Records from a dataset
-- Opening Marker --

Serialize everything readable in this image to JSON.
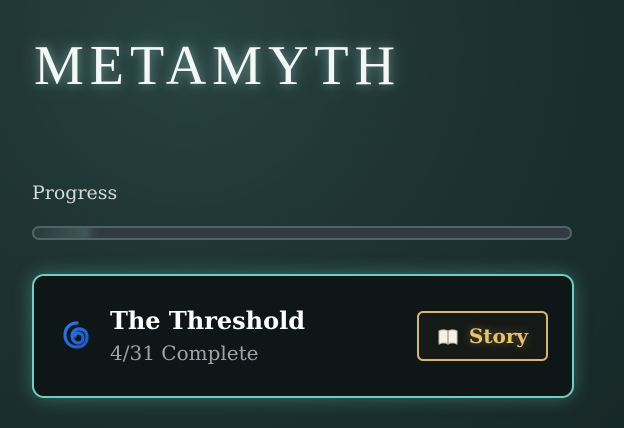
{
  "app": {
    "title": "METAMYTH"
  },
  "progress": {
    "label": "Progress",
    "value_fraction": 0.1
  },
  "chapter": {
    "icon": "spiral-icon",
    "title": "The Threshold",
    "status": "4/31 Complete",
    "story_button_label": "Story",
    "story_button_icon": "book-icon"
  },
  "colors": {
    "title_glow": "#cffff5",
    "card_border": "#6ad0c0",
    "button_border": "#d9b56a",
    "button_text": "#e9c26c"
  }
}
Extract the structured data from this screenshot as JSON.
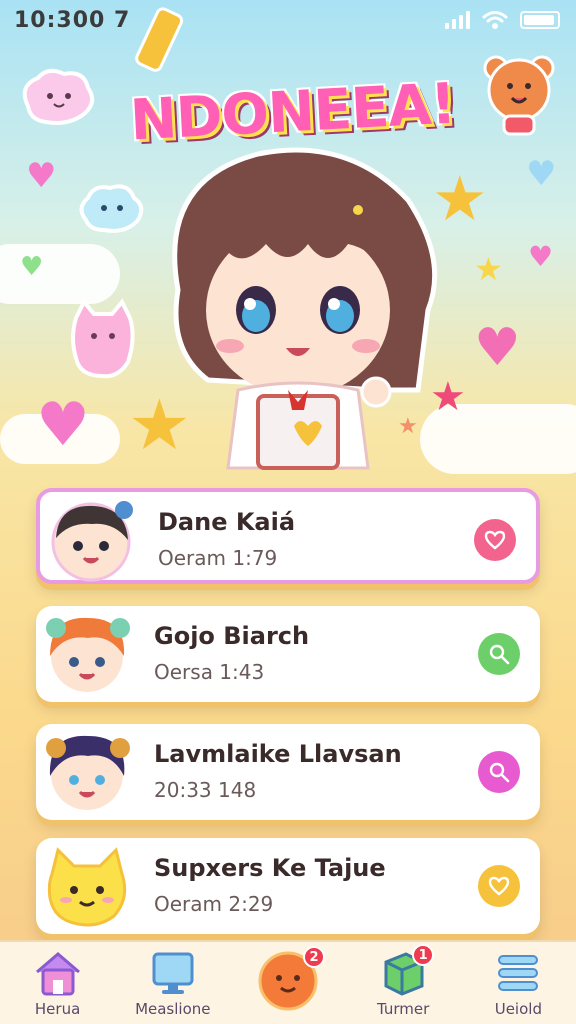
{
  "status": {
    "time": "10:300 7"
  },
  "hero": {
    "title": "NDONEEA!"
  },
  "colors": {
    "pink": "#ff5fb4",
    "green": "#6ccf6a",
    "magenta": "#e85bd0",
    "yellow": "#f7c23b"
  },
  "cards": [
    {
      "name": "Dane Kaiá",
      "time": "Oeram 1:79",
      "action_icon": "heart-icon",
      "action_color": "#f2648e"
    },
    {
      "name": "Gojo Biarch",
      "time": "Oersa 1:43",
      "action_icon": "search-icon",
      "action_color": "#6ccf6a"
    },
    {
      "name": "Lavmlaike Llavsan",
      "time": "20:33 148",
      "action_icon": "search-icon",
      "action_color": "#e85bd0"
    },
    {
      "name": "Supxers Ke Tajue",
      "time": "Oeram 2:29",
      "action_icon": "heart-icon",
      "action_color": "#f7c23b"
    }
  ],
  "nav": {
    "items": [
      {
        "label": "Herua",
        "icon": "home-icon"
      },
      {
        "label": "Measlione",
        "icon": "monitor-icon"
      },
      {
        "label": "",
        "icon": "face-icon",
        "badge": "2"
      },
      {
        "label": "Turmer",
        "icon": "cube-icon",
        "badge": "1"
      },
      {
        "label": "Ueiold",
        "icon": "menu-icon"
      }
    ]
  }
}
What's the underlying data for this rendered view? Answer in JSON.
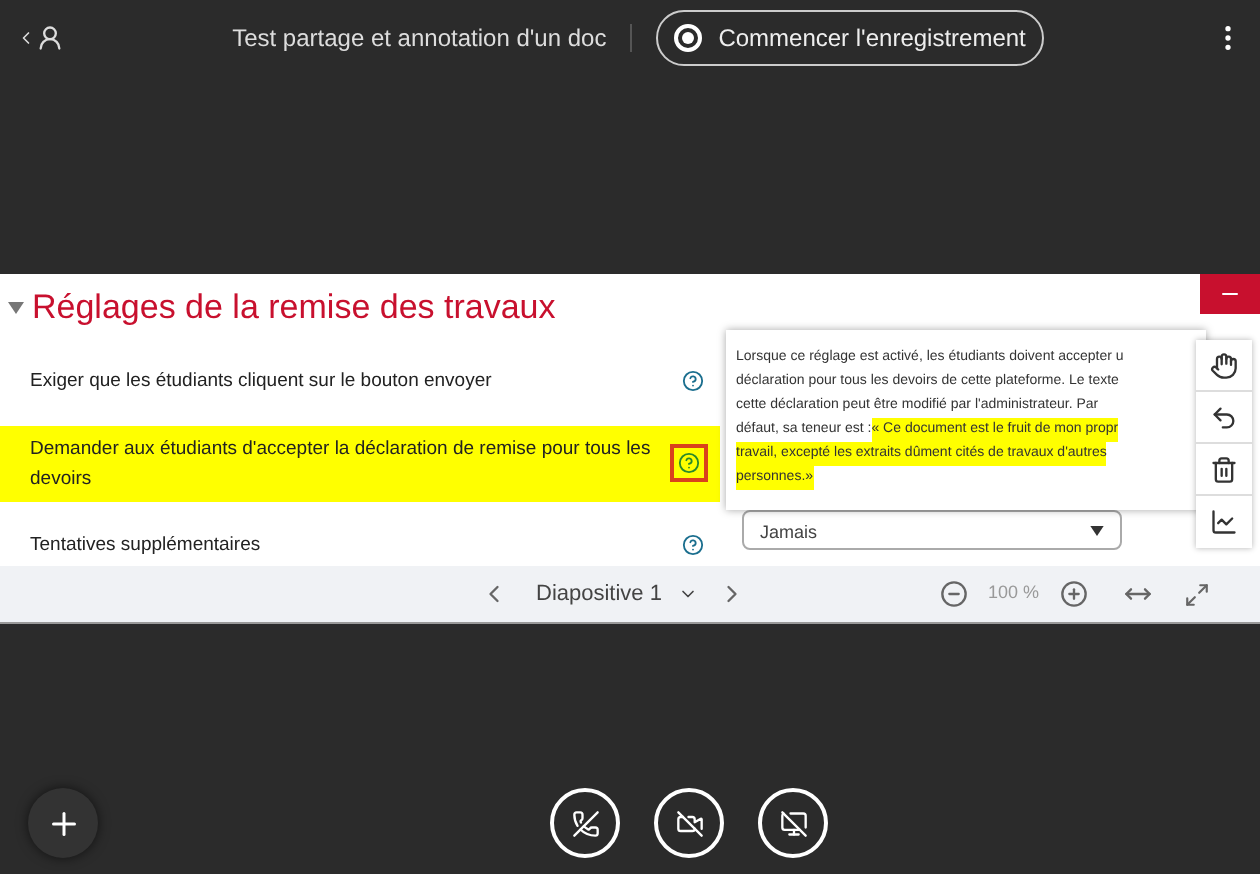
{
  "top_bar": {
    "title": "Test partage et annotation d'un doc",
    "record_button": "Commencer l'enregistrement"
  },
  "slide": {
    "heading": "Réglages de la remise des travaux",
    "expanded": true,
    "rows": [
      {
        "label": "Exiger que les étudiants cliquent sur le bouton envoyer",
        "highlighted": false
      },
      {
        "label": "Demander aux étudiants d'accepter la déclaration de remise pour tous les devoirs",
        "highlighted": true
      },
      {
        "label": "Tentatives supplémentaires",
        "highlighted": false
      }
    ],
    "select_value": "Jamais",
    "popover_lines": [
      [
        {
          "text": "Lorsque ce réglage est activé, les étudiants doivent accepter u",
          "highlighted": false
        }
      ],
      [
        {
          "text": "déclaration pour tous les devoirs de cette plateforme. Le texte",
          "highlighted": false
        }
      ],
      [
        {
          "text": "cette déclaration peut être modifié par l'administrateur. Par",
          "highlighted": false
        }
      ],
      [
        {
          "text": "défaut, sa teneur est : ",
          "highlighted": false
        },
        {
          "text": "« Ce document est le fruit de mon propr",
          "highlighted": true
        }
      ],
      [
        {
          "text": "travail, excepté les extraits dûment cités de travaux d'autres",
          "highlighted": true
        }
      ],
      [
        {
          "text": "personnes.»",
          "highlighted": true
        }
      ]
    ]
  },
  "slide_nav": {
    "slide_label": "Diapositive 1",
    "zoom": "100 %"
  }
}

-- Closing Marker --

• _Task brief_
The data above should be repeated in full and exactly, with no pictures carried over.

• _Answer space_
Serialize everything readable in this image to JSON.
{
  "app": {
    "title": "METAMYTH"
  },
  "progress": {
    "label": "Progress",
    "value_fraction": 0.1
  },
  "chapter": {
    "icon": "spiral-icon",
    "title": "The Threshold",
    "status": "4/31 Complete",
    "story_button_label": "Story",
    "story_button_icon": "book-icon"
  },
  "colors": {
    "title_glow": "#cffff5",
    "card_border": "#6ad0c0",
    "button_border": "#d9b56a",
    "button_text": "#e9c26c"
  }
}
Extract the structured data from this screenshot as JSON.
{
  "status": {
    "time": "10:300 7"
  },
  "hero": {
    "title": "NDONEEA!"
  },
  "colors": {
    "pink": "#ff5fb4",
    "green": "#6ccf6a",
    "magenta": "#e85bd0",
    "yellow": "#f7c23b"
  },
  "cards": [
    {
      "name": "Dane Kaiá",
      "time": "Oeram 1:79",
      "action_icon": "heart-icon",
      "action_color": "#f2648e"
    },
    {
      "name": "Gojo Biarch",
      "time": "Oersa 1:43",
      "action_icon": "search-icon",
      "action_color": "#6ccf6a"
    },
    {
      "name": "Lavmlaike Llavsan",
      "time": "20:33 148",
      "action_icon": "search-icon",
      "action_color": "#e85bd0"
    },
    {
      "name": "Supxers Ke Tajue",
      "time": "Oeram 2:29",
      "action_icon": "heart-icon",
      "action_color": "#f7c23b"
    }
  ],
  "nav": {
    "items": [
      {
        "label": "Herua",
        "icon": "home-icon"
      },
      {
        "label": "Measlione",
        "icon": "monitor-icon"
      },
      {
        "label": "",
        "icon": "face-icon",
        "badge": "2"
      },
      {
        "label": "Turmer",
        "icon": "cube-icon",
        "badge": "1"
      },
      {
        "label": "Ueiold",
        "icon": "menu-icon"
      }
    ]
  }
}
What's the underlying data for this rendered view? Answer in JSON.
{
  "top_bar": {
    "title": "Test partage et annotation d'un doc",
    "record_button": "Commencer l'enregistrement"
  },
  "slide": {
    "heading": "Réglages de la remise des travaux",
    "expanded": true,
    "rows": [
      {
        "label": "Exiger que les étudiants cliquent sur le bouton envoyer",
        "highlighted": false
      },
      {
        "label": "Demander aux étudiants d'accepter la déclaration de remise pour tous les devoirs",
        "highlighted": true
      },
      {
        "label": "Tentatives supplémentaires",
        "highlighted": false
      }
    ],
    "select_value": "Jamais",
    "popover_lines": [
      [
        {
          "text": "Lorsque ce réglage est activé, les étudiants doivent accepter u",
          "highlighted": false
        }
      ],
      [
        {
          "text": "déclaration pour tous les devoirs de cette plateforme. Le texte",
          "highlighted": false
        }
      ],
      [
        {
          "text": "cette déclaration peut être modifié par l'administrateur. Par",
          "highlighted": false
        }
      ],
      [
        {
          "text": "défaut, sa teneur est : ",
          "highlighted": false
        },
        {
          "text": "« Ce document est le fruit de mon propr",
          "highlighted": true
        }
      ],
      [
        {
          "text": "travail, excepté les extraits dûment cités de travaux d'autres",
          "highlighted": true
        }
      ],
      [
        {
          "text": "personnes.»",
          "highlighted": true
        }
      ]
    ]
  },
  "slide_nav": {
    "slide_label": "Diapositive 1",
    "zoom": "100 %"
  }
}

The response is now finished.